> _WORK REQUIRED_: The listing is to be repeated exactly, and its pictures are to be left out.

> _DATA TO PROCESS_:
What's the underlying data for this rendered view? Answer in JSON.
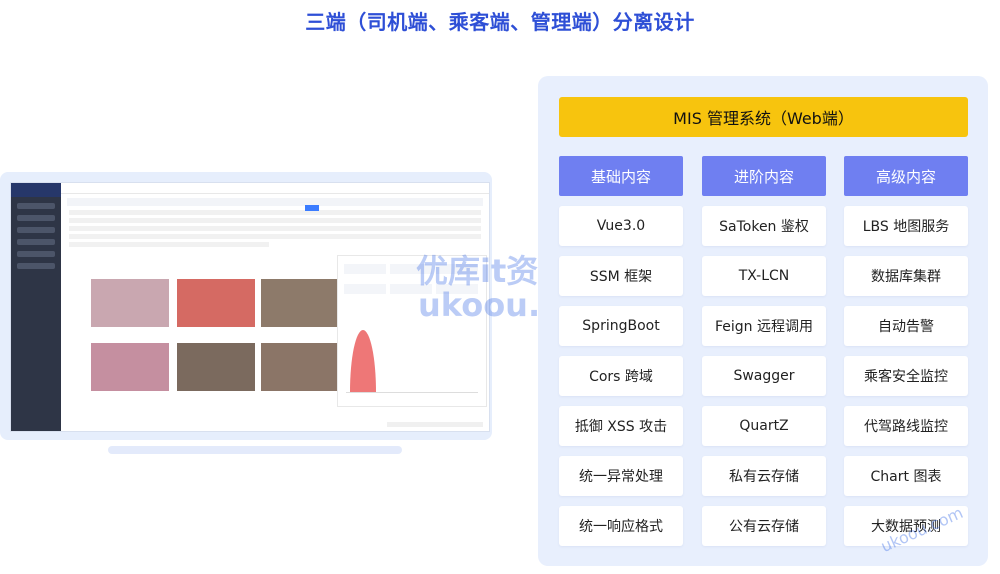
{
  "title": "三端（司机端、乘客端、管理端）分离设计",
  "panel": {
    "header": "MIS 管理系统（Web端）",
    "columns": [
      {
        "heading": "基础内容",
        "items": [
          "Vue3.0",
          "SSM 框架",
          "SpringBoot",
          "Cors 跨域",
          "抵御 XSS 攻击",
          "统一异常处理",
          "统一响应格式"
        ]
      },
      {
        "heading": "进阶内容",
        "items": [
          "SaToken 鉴权",
          "TX-LCN",
          "Feign 远程调用",
          "Swagger",
          "QuartZ",
          "私有云存储",
          "公有云存储"
        ]
      },
      {
        "heading": "高级内容",
        "items": [
          "LBS 地图服务",
          "数据库集群",
          "自动告警",
          "乘客安全监控",
          "代驾路线监控",
          "Chart 图表",
          "大数据预测"
        ]
      }
    ]
  },
  "watermark": {
    "line1": "优库it资源",
    "line2": "ukoou.com",
    "corner": "ukoou.com"
  },
  "colors": {
    "title": "#2e4fd6",
    "header_bg": "#f7c40e",
    "column_head_bg": "#6f7ff1",
    "panel_bg": "#e8effd"
  }
}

> _YOUR RESPONSE_:
What's the underlying data for this rendered view? Answer in JSON.
{
  "title": "三端（司机端、乘客端、管理端）分离设计",
  "panel": {
    "header": "MIS 管理系统（Web端）",
    "columns": [
      {
        "heading": "基础内容",
        "items": [
          "Vue3.0",
          "SSM 框架",
          "SpringBoot",
          "Cors 跨域",
          "抵御 XSS 攻击",
          "统一异常处理",
          "统一响应格式"
        ]
      },
      {
        "heading": "进阶内容",
        "items": [
          "SaToken 鉴权",
          "TX-LCN",
          "Feign 远程调用",
          "Swagger",
          "QuartZ",
          "私有云存储",
          "公有云存储"
        ]
      },
      {
        "heading": "高级内容",
        "items": [
          "LBS 地图服务",
          "数据库集群",
          "自动告警",
          "乘客安全监控",
          "代驾路线监控",
          "Chart 图表",
          "大数据预测"
        ]
      }
    ]
  },
  "watermark": {
    "line1": "优库it资源",
    "line2": "ukoou.com",
    "corner": "ukoou.com"
  },
  "colors": {
    "title": "#2e4fd6",
    "header_bg": "#f7c40e",
    "column_head_bg": "#6f7ff1",
    "panel_bg": "#e8effd"
  }
}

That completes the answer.